ProPublica, an independent investigative-journalism group, examined five years of Medicare records for eight common elective procedures, three of which—knee and hip replacements and spinal fusions—orthopaedists perform. For each of the eight procedures, a panel of at least five physicians, including relevant specialists, reviewed 30-day readmission data to determine whether the readmission represented a complication; if a majority agreement was not achieved, the case was excluded from analysis. The analysis also excluded trauma and other high-risk cases, along with cases that originated in emergency departments.
Overall, complication rates were 2% to 4%. About 11% of the doctors accounted for about 25% of the complications.

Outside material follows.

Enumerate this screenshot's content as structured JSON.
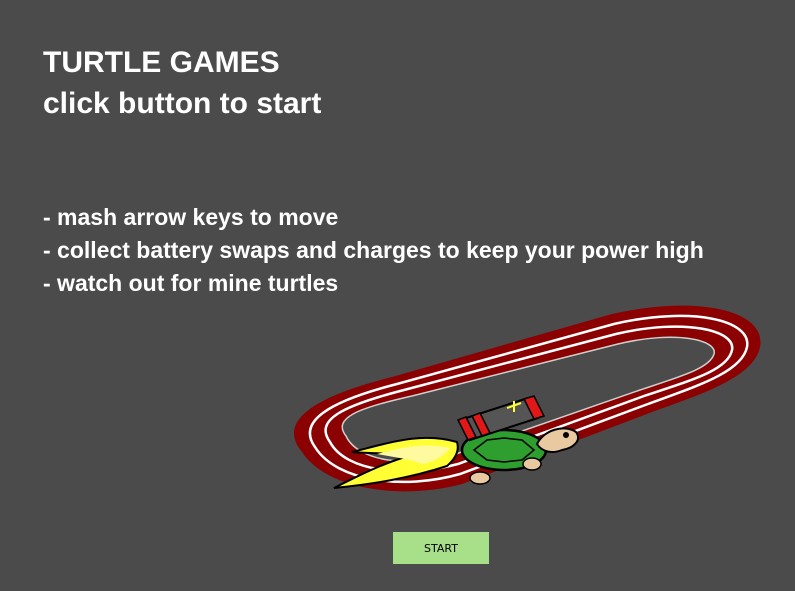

In a ProPublica article about the scorecard, Dr. Charles Mick, former president of the North American Spine Society, is quoted as saying, “Hopefully, [the scorecard] will be a step toward a culture where transparency and open discussion of mistakes, complications, and errors will be the norm and not something that’s hidden.” For its part, the AAOS responded with a press release that welcomed transparency but cautioned that “the surgical complication issue is much more complex, and cannot be effectively addressed without considering all of the variables that impact surgery, care, and outcomes.”
Pre-emptively, ProPublica clarified its methods in a separate article. Any 30-day readmission that the panel determined to be a complication was assigned to the surgeon who performed the original procedure. After compiling a raw complication rate for each doctor, researchers screened each patient’s health record and assigned a “health score.” That health score was used as part of a mixed-effects statistical model to determine an individual’s adjusted complication rate. No rate is reported if a surgeon performed a procedure fewer than 20 times.
Over the years, physician groups have complained that conclusions derived from Medicare data are inherently flawed, an argument that one orthopaedist made in the ProPublica article, citing the “multitude of inaccurate and confusing information that is provided to state and federal organizations.” Interestingly, two renowned patient-outcome experts cited in the ProPublica article came to separate conclusions. Dr. Thomas Lee, chief medical officer at healthcare-metrics consultancy Press Ganey, was quoted as saying that “the methodology was rigorous and conservative,” while Dr. Peter Pronovost, director of the Armstrong Institute for Patient Safety and Quality at Johns Hopkins, told ProPublica in an email just prior to the scorecard release that “it would be highly irresponsible to present this to the public in its current form, or to make an example of any surgeon based on faulty data analysis.”
In another take on ProPublica’s ratings, radiologist Saurabh Jha spins a yarn on KevinMD of two fictional orthopaedists, Dr. Cherry Picker and Dr. Morbidity Hunter. The moral of this tale, Dr. Jha says, is that ProPublica’s scorecard is “a reservoir of Sampson’s paradox…when the data says ‘bad surgeon,’ the surgeon might in fact be a Top Gun—a technically gifted Morbidity Hunter—the last hope of the poor and sick.”
Obviously the ProPublica scorecard has touched many a nerve among hip/knee-reconstruction and spine surgeons. Have you looked at your numbers? What do you think? Please join the discussion by clicking on the “Leave a comment” button in the box above, next to the article title.